2 min read

Choosing a Finish

Traditional Char

Wood cladding is charred deeply with intense fire, burning the cellulose and hemicellulose layer of the wood to produce a robust and stable char (soot) layer. The carbon in this char layer makes the wood naturally hydrophobic, UV resistant and pest resistant.

The char layer is sealed with a penetrating linseed oil-based sealer that fortifies the char layer and seals the cladding so no soot rubs off when touched. The aesthetic is a black, crackled, alligator skin surface with a deep faceted char layer that reflects surrounding light and environment.

Periodic re-oiling is recommended every 5-10 years or as needed to re-fortify the char layer ensuring long-term stability. If re-oiling is not chosen, substantial erosion of char layer will occur over 30-40 years via the mechanisms of wind, rain, snow and snow. Maintenance is a straight forward, low-cost procedure with no prep — simply reapply original penetrating oil. This oil is pigmented black so any defects that have occurred will colour the exposed wood black to match the char.

Burn & Brush

Burn & Brush undergoes the charring just described, but the soot layer is then brushed off to varying degrees to reveal the board’s beautiful topographical grain and transformed colour tones. The process removes more of the board’s ‘spring wood’ (soft, light grains) and leaves the board’s ‘winter wood’ (denser, hard grains), producing a textured surface and colour palate unlike any other.

From here, the cladding can be finished with an almost infinite array of pigmented UV or non-UV oils to produce the desired aesthetic. From naturals, ambers, greys and our popular blacks; from semi-transparent to opaques; the combinations create stunning finished cladding that still have unmistakable shou sugi ban character.

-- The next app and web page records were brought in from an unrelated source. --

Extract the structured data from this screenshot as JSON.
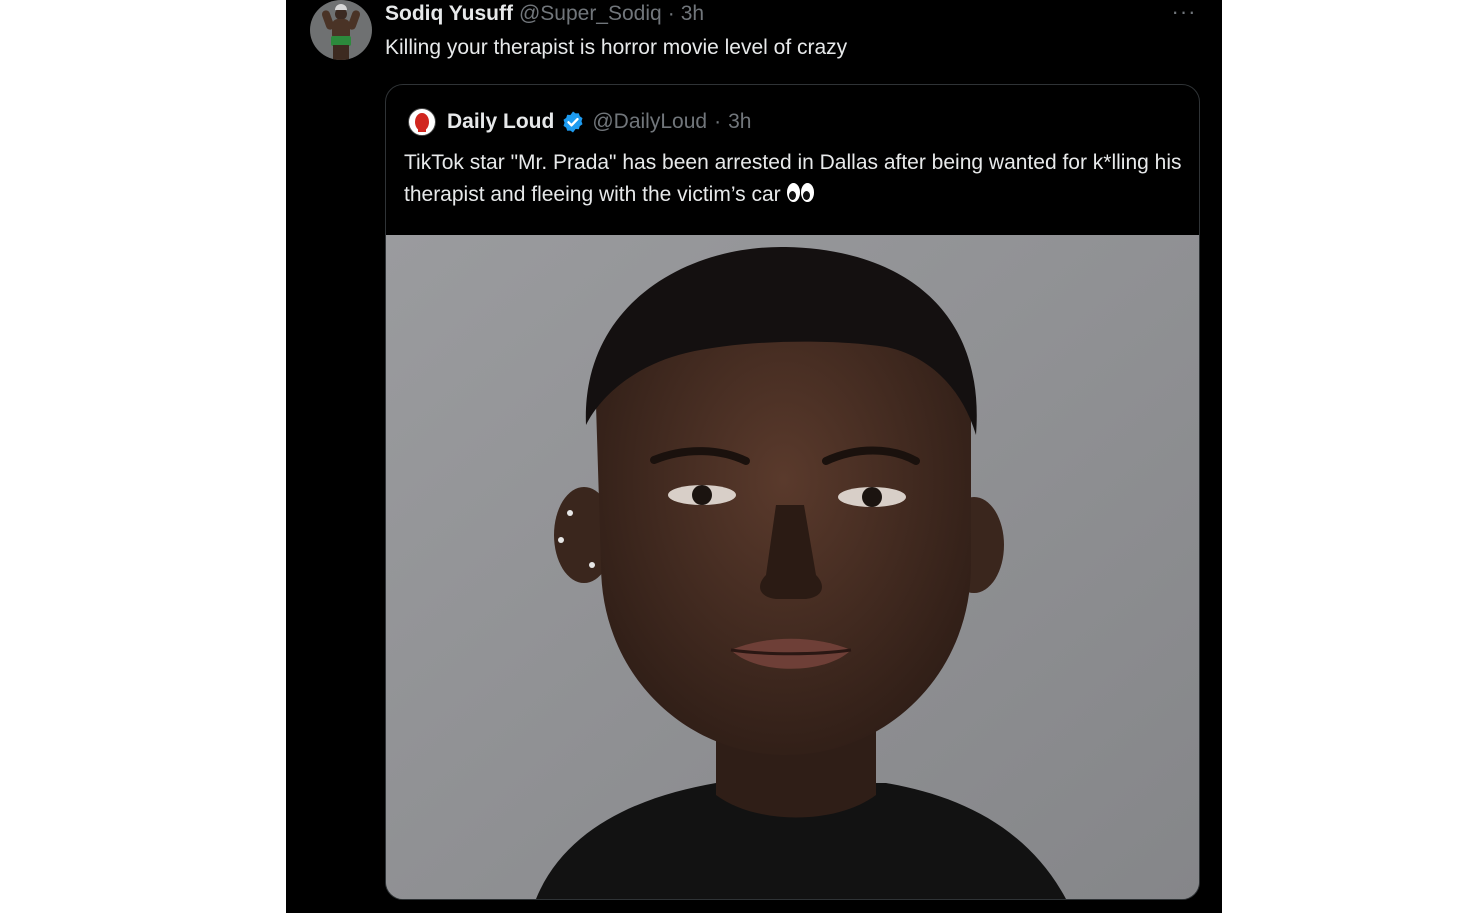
{
  "tweet": {
    "author_name": "Sodiq Yusuff",
    "author_handle": "@Super_Sodiq",
    "separator": "·",
    "time": "3h",
    "text": "Killing your therapist is horror movie level of crazy",
    "more_label": "···"
  },
  "quote": {
    "author_name": "Daily Loud",
    "author_handle": "@DailyLoud",
    "separator": "·",
    "time": "3h",
    "text": "TikTok star \"Mr. Prada\" has been arrested in Dallas after being wanted for k*lling his therapist and fleeing with the victim’s car",
    "verified": true,
    "verified_color": "#1d9bf0"
  },
  "media": {
    "type": "photo",
    "background_color": "#8f9093"
  },
  "colors": {
    "background": "#000000",
    "primary_text": "#e7e9ea",
    "secondary_text": "#71767b",
    "border": "#2f3336"
  }
}
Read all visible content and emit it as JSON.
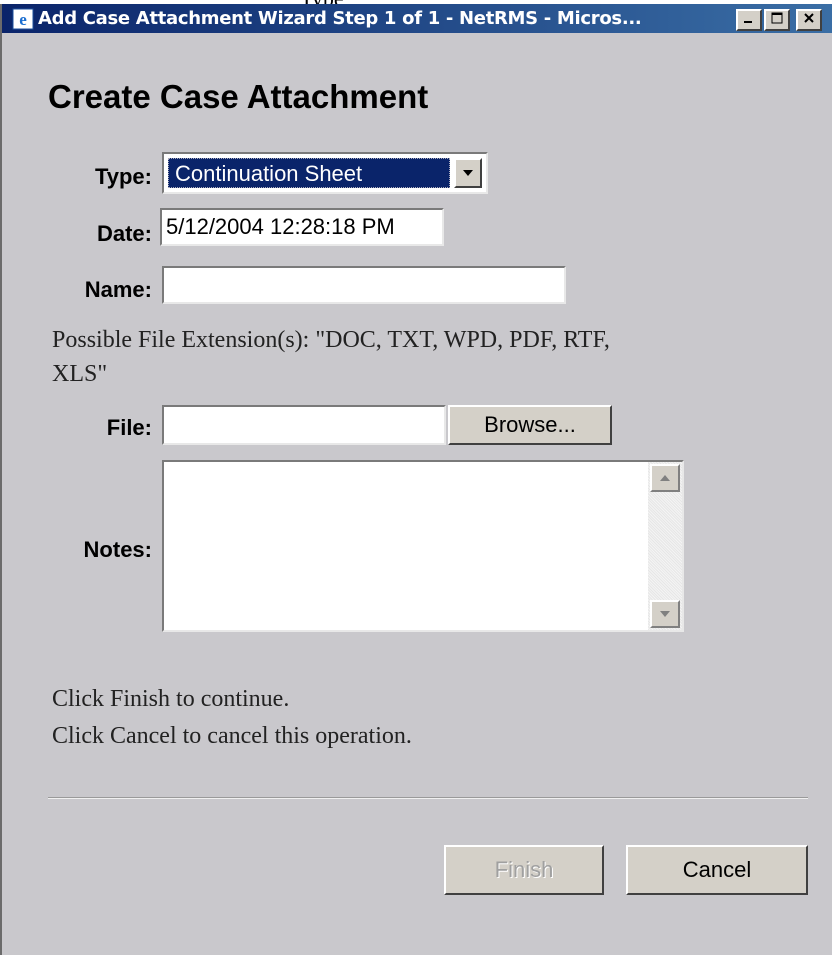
{
  "window": {
    "title": "Add Case Attachment Wizard Step 1 of 1 - NetRMS - Micros..."
  },
  "heading": "Create Case Attachment",
  "form": {
    "type_label": "Type:",
    "type_value": "Continuation Sheet",
    "date_label": "Date:",
    "date_value": "5/12/2004 12:28:18 PM",
    "name_label": "Name:",
    "name_value": "",
    "extensions_line1": "Possible File Extension(s):  \"DOC, TXT, WPD, PDF, RTF,",
    "extensions_line2": "XLS\"",
    "file_label": "File:",
    "file_value": "",
    "browse_label": "Browse...",
    "notes_label": "Notes:",
    "notes_value": ""
  },
  "instructions": {
    "line1": "Click Finish to continue.",
    "line2": "Click Cancel to cancel this operation."
  },
  "buttons": {
    "finish": "Finish",
    "cancel": "Cancel"
  },
  "icons": {
    "app": "ie-icon",
    "minimize": "minimize-icon",
    "maximize": "maximize-icon",
    "close": "close-icon"
  },
  "colors": {
    "titlebar": "#0a246a",
    "window_bg": "#c9c8cc",
    "selection": "#0a246a"
  }
}
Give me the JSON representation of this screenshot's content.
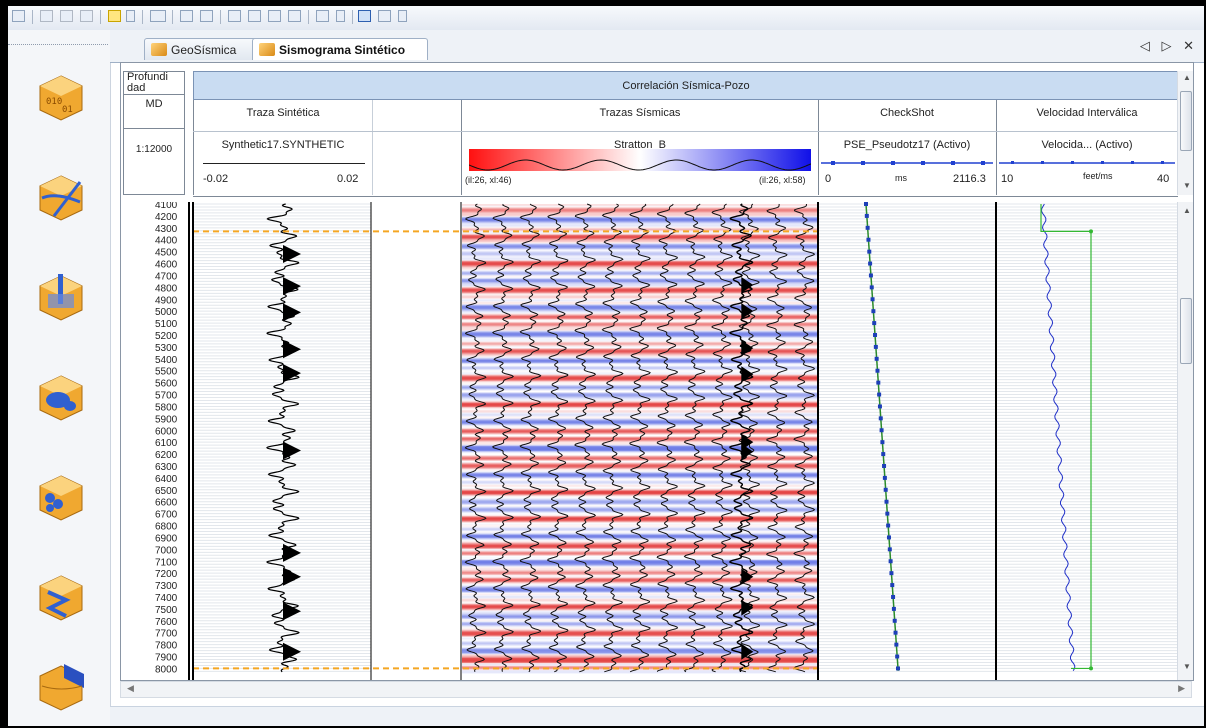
{
  "tabs": [
    {
      "label": "GeoSísmica"
    },
    {
      "label": "Sismograma Sintético"
    }
  ],
  "tab_controls": "◁ ▷ ✕",
  "toolbar": {
    "glyphs": "▪ ✂ ⎘ ⎗ ? ▾"
  },
  "header": {
    "depth_title": "Profundidad",
    "depth_title_line1": "Profundi",
    "depth_title_line2": "dad",
    "depth_ref": "MD",
    "scale": "1:12000",
    "group_title": "Correlación Sísmica-Pozo",
    "synthetic": {
      "title": "Traza Sintética",
      "name": "Synthetic17.SYNTHETIC",
      "min": "-0.02",
      "max": "0.02"
    },
    "seismic": {
      "title": "Trazas Sísmicas",
      "name": "Stratton_B",
      "left_label": "(il:26, xl:46)",
      "right_label": "(il:26, xl:58)"
    },
    "checkshot": {
      "title": "CheckShot",
      "name": "PSE_Pseudotz17 (Activo)",
      "min": "0",
      "unit": "ms",
      "max": "2116.3"
    },
    "velocity": {
      "title": "Velocidad Interválica",
      "name": "Velocida... (Activo)",
      "min": "10",
      "unit": "feet/ms",
      "max": "40"
    }
  },
  "depth_labels": [
    "4100",
    "4200",
    "4300",
    "4400",
    "4500",
    "4600",
    "4700",
    "4800",
    "4900",
    "5000",
    "5100",
    "5200",
    "5300",
    "5400",
    "5500",
    "5600",
    "5700",
    "5800",
    "5900",
    "6000",
    "6100",
    "6200",
    "6300",
    "6400",
    "6500",
    "6600",
    "6700",
    "6800",
    "6900",
    "7000",
    "7100",
    "7200",
    "7300",
    "7400",
    "7500",
    "7600",
    "7700",
    "7800",
    "7900",
    "8000"
  ],
  "markers": {
    "top_depth": 4330,
    "bottom_depth": 8000
  },
  "colors": {
    "marker": "#f5a623",
    "checkshot": "#2a8a2a",
    "velocity": "#2030c8",
    "seismic_pos": "#e03030",
    "seismic_neg": "#3050e0"
  }
}
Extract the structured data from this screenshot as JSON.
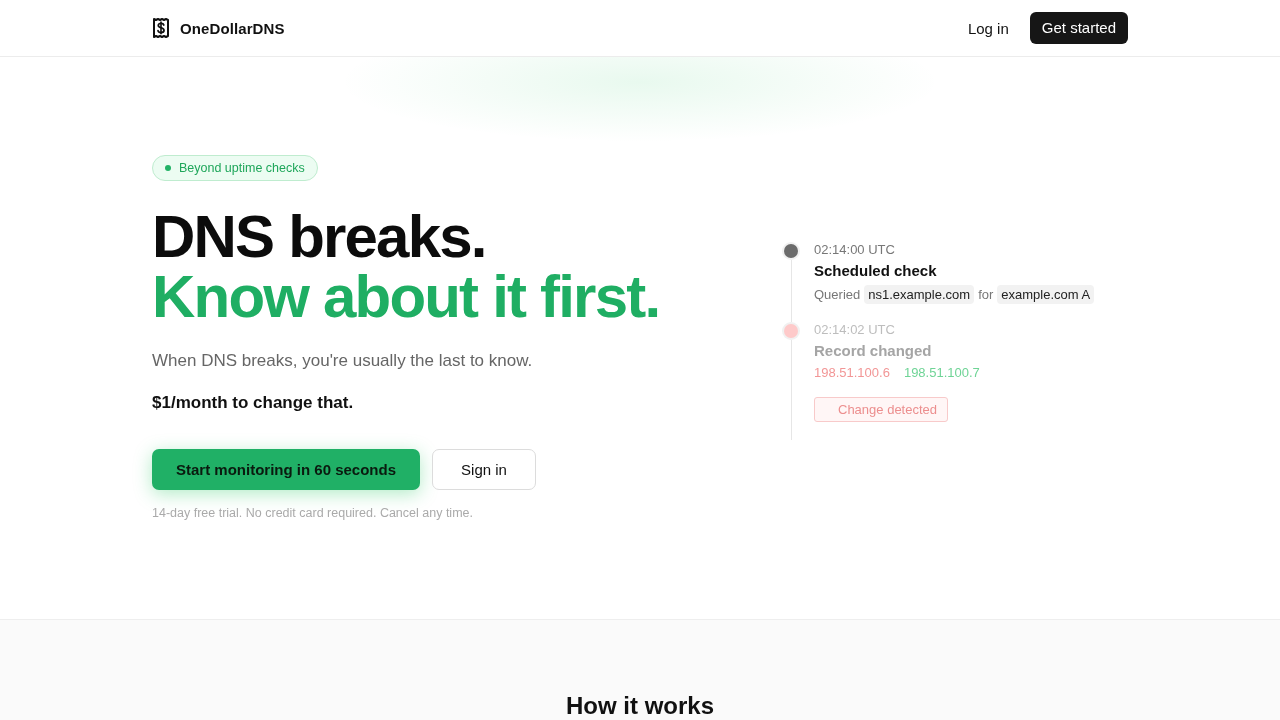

Periodic re-oiling is recommended every 3-10 years or as needed to refresh the original factory finish and avoid substantial patina, ensuring a ‘day one’ look. If re-oiling is not chosen, UV oxidization of the original finish will occur and the pigment will patina out of the cladding, revealing brown to grey to silver wood. There is an emerging movement to embrace this natural patina of the material, particularly with grey tones which harken to shou sugi ban’s roots in Japan. The imperfection in organic material weathering, called wabi-sabi, was embraced and having no maintenance of the material was a secondary attribute. As with Traditional Char finish, maintenance is a straight-forward, low-cost procedure with no prep — simply reapply original penetrating oil.